The Secretary continued, "...And joining us tonight are 18 leaders who are alumni of the International Visitors Leadership Program. We have called them our 'IVLP Gold Stars,' and we've invited them back to celebrate their achievements. I know that Ann recognized them earlier at the Marriott, but their achievements are really worth celebrating. They come from every corner of the globe, from Afghanistan to Nigeria, from Cambodia to Uruguay.
"And since completing the exchange program, they've helped women get breast cancer treatment in Kosovo, they've started a news radio program in Afghanistan, they've stood up for LGBT youth in China, they've worked in civic education and environmental justice. One is the foreign affairs advisor to the president of the Czech Republic. They have all contributed their experiences, and we congratulate one and all.

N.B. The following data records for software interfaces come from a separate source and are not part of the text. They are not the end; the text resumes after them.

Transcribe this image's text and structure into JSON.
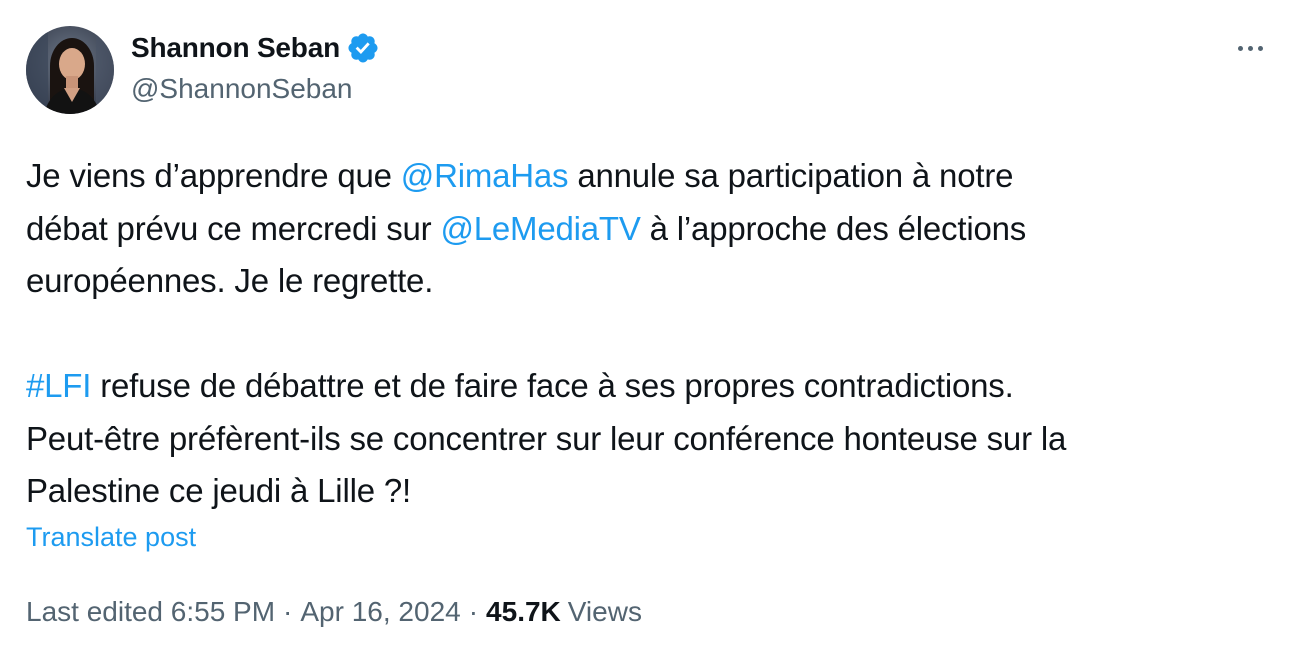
{
  "author": {
    "display_name": "Shannon Seban",
    "handle": "@ShannonSeban",
    "verified_icon": "verified-badge-icon"
  },
  "more_icon": "more-options-icon",
  "tweet": {
    "line1_pre": "Je viens d’apprendre que ",
    "mention1": "@RimaHas",
    "line1_post": " annule sa participation à notre",
    "line2_pre": "débat prévu ce mercredi sur ",
    "mention2": "@LeMediaTV",
    "line2_post": " à l’approche des élections",
    "line3": "européennes. Je le regrette.",
    "hashtag": "#LFI",
    "line4_post": " refuse de débattre et de faire face à ses propres contradictions.",
    "line5": "Peut-être préfèrent-ils se concentrer sur leur conférence honteuse sur la",
    "line6": "Palestine ce jeudi à Lille ?!"
  },
  "translate_label": "Translate post",
  "meta": {
    "edited_label": "Last edited 6:55 PM",
    "separator": "·",
    "date": "Apr 16, 2024",
    "views_count": "45.7K",
    "views_label": "Views"
  },
  "colors": {
    "link": "#1d9bf0",
    "text": "#0f1419",
    "secondary": "#536471",
    "verified": "#1d9bf0"
  }
}
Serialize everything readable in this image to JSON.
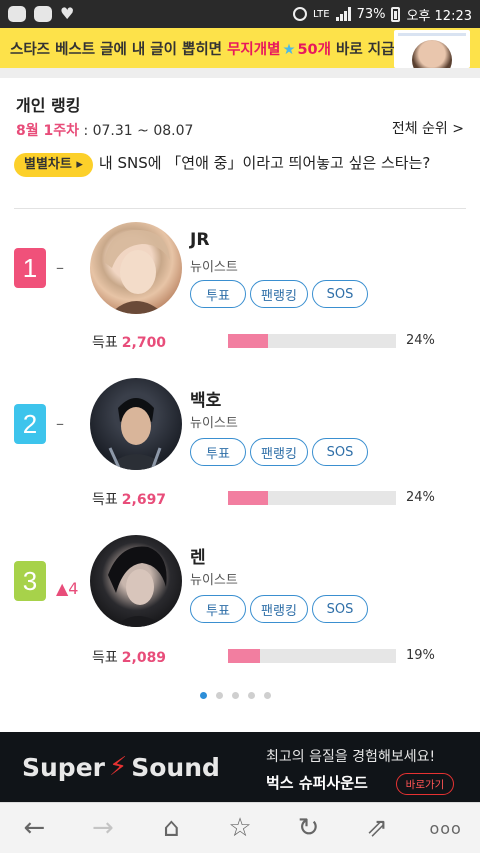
{
  "status_bar": {
    "battery": "73%",
    "time": "오후 12:23",
    "network": "LTE",
    "dots": "..."
  },
  "top_banner": {
    "text_before": "스타즈 베스트 글에 내 글이 뽑히면 ",
    "highlight": "무지개별",
    "count": "50개",
    "text_after": " 바로 지급!"
  },
  "ranking": {
    "title": "개인 랭킹",
    "week_label": "8월 1주차",
    "date_range": " : 07.31 ~ 08.07",
    "all_rank_link": "전체 순위 >",
    "chart_chip": "별별차트 ▸",
    "question": "내 SNS에 「연애 중」이라고 띄어놓고 싶은 스타는?",
    "vote_label": "득표",
    "button_vote": "투표",
    "button_fanrank": "팬랭킹",
    "button_sos": "SOS",
    "items": [
      {
        "rank": "1",
        "change": "–",
        "name": "JR",
        "group": "뉴이스트",
        "votes": "2,700",
        "pct": "24%",
        "share": 0.24,
        "rank_color": "#f0517a"
      },
      {
        "rank": "2",
        "change": "–",
        "name": "백호",
        "group": "뉴이스트",
        "votes": "2,697",
        "pct": "24%",
        "share": 0.24,
        "rank_color": "#3dc4ec"
      },
      {
        "rank": "3",
        "change": "▲4",
        "name": "렌",
        "group": "뉴이스트",
        "votes": "2,089",
        "pct": "19%",
        "share": 0.19,
        "rank_color": "#a7d24a"
      }
    ]
  },
  "pager": {
    "count": 5,
    "active": 0
  },
  "ad": {
    "logo_left": "Super",
    "logo_right": "Sound",
    "line1": "최고의 음질을 경험해보세요!",
    "line2": "벅스 슈퍼사운드",
    "cta": "바로가기"
  },
  "toolbar": {
    "back": "←",
    "forward": "→",
    "home": "⌂",
    "bookmark": "☆",
    "refresh": "↻",
    "share": "⇗",
    "more": "ooo"
  }
}
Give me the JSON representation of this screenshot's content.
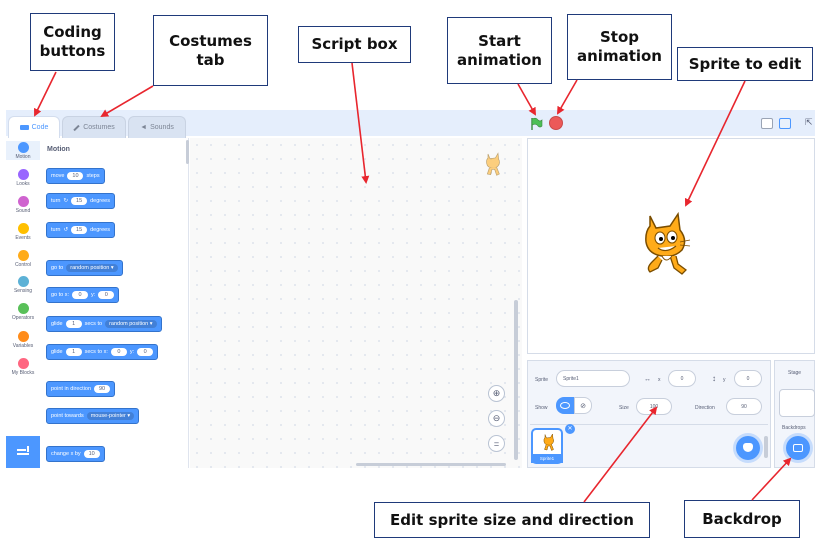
{
  "annotations": {
    "coding_buttons": [
      "Coding",
      "buttons"
    ],
    "costumes_tab": [
      "Costumes",
      "tab"
    ],
    "script_box": "Script box",
    "start_animation": [
      "Start",
      "animation"
    ],
    "stop_animation": [
      "Stop",
      "animation"
    ],
    "sprite_to_edit": "Sprite to edit",
    "edit_sprite": "Edit sprite size and direction",
    "backdrop": "Backdrop"
  },
  "tabs": [
    {
      "label": "Code",
      "icon": "code-icon"
    },
    {
      "label": "Costumes",
      "icon": "brush-icon"
    },
    {
      "label": "Sounds",
      "icon": "speaker-icon"
    }
  ],
  "categories": [
    {
      "label": "Motion",
      "color": "#4c97ff"
    },
    {
      "label": "Looks",
      "color": "#9966ff"
    },
    {
      "label": "Sound",
      "color": "#cf63cf"
    },
    {
      "label": "Events",
      "color": "#ffbf00"
    },
    {
      "label": "Control",
      "color": "#ffab19"
    },
    {
      "label": "Sensing",
      "color": "#5cb1d6"
    },
    {
      "label": "Operators",
      "color": "#59c059"
    },
    {
      "label": "Variables",
      "color": "#ff8c1a"
    },
    {
      "label": "My Blocks",
      "color": "#ff6680"
    }
  ],
  "palette": {
    "heading": "Motion",
    "move": {
      "pre": "move",
      "val": "10",
      "post": "steps"
    },
    "turn_right": {
      "pre": "turn",
      "val": "15",
      "post": "degrees"
    },
    "turn_left": {
      "pre": "turn",
      "val": "15",
      "post": "degrees"
    },
    "goto": {
      "pre": "go to",
      "dd": "random position"
    },
    "goto_xy": {
      "pre": "go to x:",
      "x": "0",
      "ylbl": "y:",
      "y": "0"
    },
    "glide_to": {
      "val": "1",
      "pre": "glide",
      "mid": "secs to",
      "dd": "random position"
    },
    "glide_xy": {
      "pre": "glide",
      "val": "1",
      "mid": "secs to x:",
      "x": "0",
      "ylbl": "y:",
      "y": "0"
    },
    "point_dir": {
      "pre": "point in direction",
      "val": "90"
    },
    "point_towards": {
      "pre": "point towards",
      "dd": "mouse-pointer"
    },
    "change_x": {
      "pre": "change x by",
      "val": "10"
    }
  },
  "sprite_info": {
    "sprite_label": "Sprite",
    "sprite_name": "Sprite1",
    "x_label": "x",
    "x_value": "0",
    "y_label": "y",
    "y_value": "0",
    "show_label": "Show",
    "size_label": "Size",
    "size_value": "100",
    "direction_label": "Direction",
    "direction_value": "90",
    "thumb_label": "Sprite1"
  },
  "stage_pane": {
    "stage_label": "Stage",
    "backdrops_label": "Backdrops"
  },
  "colors": {
    "accent": "#4c97ff",
    "annotation_border": "#1f3a7a",
    "arrow": "#e8262e",
    "flag": "#4cbf56",
    "stop": "#ec5959"
  }
}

"Now, I was looking back and getting the statistics, and these are amazing. Nearly 200,000 people have participated in the International Visitors Leadership Program, including -- yes, indeed -- (applause) -- including more than 320 current and former heads of state and heads of government. And as Secretary, I get to meet so many of them and I'm always so proud when they say, 'Oh, I was a Visitor,' and then they tell me their experience about where they went and where they lived and who they met. For example, Brazil's new president -- first woman president -- right -- (applause) -- and President Hamid Karzai of Afghanistan. So we have a very good relationship with people who know something about us and we know something about them."
The Bureau of Educational and Cultural Affairs' International Visitors Leadership Program (IVLP) annually brings approximately 5,000 emerging leaders from around the world to the United States to participate in professional projects with U.S. peers and to gain firsthand experience of American society and culture.
The IVLP partners with the NCIV network, which consists of nearly 80,000 American "citizen diplomats" who host international visitors in communities across the United States. Assistant Secretary of State for Educational and Cultural Affairs Ann Stock describes how citizen diplomacy is making a difference "one handshake at a time" in this blog entry.
As part of its 50th anniversary celebration, the NCIV and Department of State have launched the "Gold Stars" tour, which honors 18 returning international visitors, who were selected based on the significant achievements they made in their countries or local communities. The "Gold Stars" delegation will return to their original host communities around the United States and showcase how their participation in the international exchange program helped shape their work in their home country. For more information on the program and citizen diplomacy, go to exchanges.state.gov. To read Secretary Clinton's full remarks at tonight's event, click here.